Next, you'll need the tools and materials essential to building sound packages ready for delivery. Protective packaging material is a must, as are the right containers, like boxes and mailers.

Consider every item you may be shipping out and the protection it needs to survive the journey to the customer. You may need multiple types of protective packaging, like cushioning for delicate items or block and brace for objects that should have minimal vibration.

Save space by investing in a versatile protective packaging material, such as Pregis' HC HD Pads that provides cushioning protection to keep your items safe. Or, take advantage of conveniently sized packaging equipment that can be stowed away until needed, like the compact AirSpeed Fit system.

Be sure your fulfillment room, corner or counter is big enough for an employee to maneuver in, store materials and construct packages of all sizes.

2. Know what's in the store

The whole point of the omni-channel shopping experience is to create as user friendly a shopping trip as possible. A website that displays items that are not actually in stock diminishes the shopping experience.

Customers trust online offerings, making inventory lookup systems an obvious solution to any retailer. Yet barely one-third of retailers have implemented them in their operations, Forrester reported.

Bringing an inventory lookup system to your stores makes keeping your website updated in real-time simple, explains The Omni Channel, a blog written by omni-channel commerce platform Kibo.

The solution will update your offerings in real time. If someone shopping in your brick-and-mortar location buys your very last pair of size 8 skinny jeans, your online store won't offer this product.

Here's another advantage to real-time updates to in-store inventory listed online:

Customers are more likely to visit your store in person if they know that the item they're looking for is actually in stock.

3. Construct your shipment strategy

Practical Ecommerce noted that even a store with a handful of locations can still utilize warehouse space in multiple areas of the country. Using a combination of their own warehouses and third party locations, ship-from-store platforms can be both maintainable for the retailer and convenient to the customers.

"The omni-channel experience is all about customer experience and flexibility."

Having distribution points scattered across the country can lower costs and cut down on delivery time to customers. Both of these are essential, as more consumers expect fast and free deliveries.

4. Encourage pickup in-store options

The omni-channel experience is all about customer experience and flexibility.

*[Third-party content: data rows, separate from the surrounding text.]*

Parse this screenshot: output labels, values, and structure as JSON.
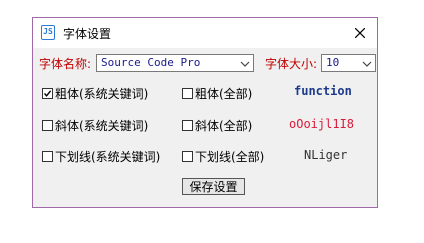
{
  "window": {
    "title": "字体设置",
    "icon_text": "JS"
  },
  "font_name": {
    "label": "字体名称:",
    "value": "Source Code Pro"
  },
  "font_size": {
    "label": "字体大小:",
    "value": "10"
  },
  "options": [
    {
      "label": "粗体(系统关键词)",
      "checked": true
    },
    {
      "label": "粗体(全部)",
      "checked": false
    },
    {
      "label": "斜体(系统关键词)",
      "checked": false
    },
    {
      "label": "斜体(全部)",
      "checked": false
    },
    {
      "label": "下划线(系统关键词)",
      "checked": false
    },
    {
      "label": "下划线(全部)",
      "checked": false
    }
  ],
  "preview": {
    "keyword": "function",
    "sample": "oOoijl1I8",
    "name": "NLiger"
  },
  "save_label": "保存设置",
  "colors": {
    "border": "#a06aa8",
    "label_red": "#c00000",
    "keyword_blue": "#1c3a8a",
    "sample_red": "#d81b3b",
    "name_gray": "#333333"
  }
}
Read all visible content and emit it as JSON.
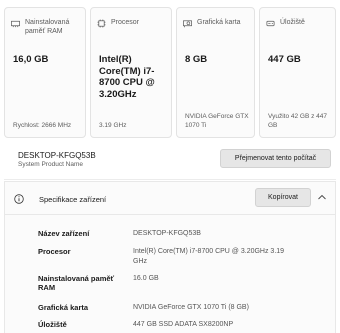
{
  "cards": [
    {
      "icon": "ram-icon",
      "label": "Nainstalovaná paměť RAM",
      "value": "16,0 GB",
      "footer": "Rychlost: 2666 MHz"
    },
    {
      "icon": "processor-icon",
      "label": "Procesor",
      "value": "Intel(R) Core(TM) i7-8700 CPU @ 3.20GHz",
      "footer": "3.19 GHz"
    },
    {
      "icon": "graphics-card-icon",
      "label": "Grafická karta",
      "value": "8 GB",
      "footer": "NVIDIA GeForce GTX 1070 Ti"
    },
    {
      "icon": "storage-icon",
      "label": "Úložiště",
      "value": "447 GB",
      "footer": "Využito 42 GB z 447 GB"
    }
  ],
  "device": {
    "name": "DESKTOP-KFGQ53B",
    "subtitle": "System Product Name",
    "rename_label": "Přejmenovat tento počítač"
  },
  "specs": {
    "title": "Specifikace zařízení",
    "copy_label": "Kopírovat",
    "rows": [
      {
        "key": "Název zařízení",
        "value": "DESKTOP-KFGQ53B"
      },
      {
        "key": "Procesor",
        "value": "Intel(R) Core(TM) i7-8700 CPU @ 3.20GHz   3.19 GHz"
      },
      {
        "key": "Nainstalovaná paměť RAM",
        "value": "16.0 GB"
      },
      {
        "key": "Grafická karta",
        "value": "NVIDIA GeForce GTX 1070 Ti (8 GB)"
      },
      {
        "key": "Úložiště",
        "value": "447 GB SSD ADATA SX8200NP"
      }
    ]
  }
}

It's not only about ship-from-store and it's not only about driving foot traffic in your physical locations.

It's about options for the consumer.

The major benefit of pickup in-store is encouraging foot traffic in your brick-and-mortar store. When your customers stop in to retrieve their orders, they'll have a few minutes to look around and see all the wonderful items you have stocked. Chances are, they'll make another small purchase while they're there, or at least come back again.

For retailers who want to remain competitive in today's ecommerce space, it's essential that they stop viewing their brick-and-mortars and their online stores as two different revenue streams. Customers want a plethora of options for how they can make purchases and receive them.

Upgrading to a ship-from-store model is the best way to make your user experience as convenient as possible. To learn how you can implement this strategy, speak with the professionals at Pregis.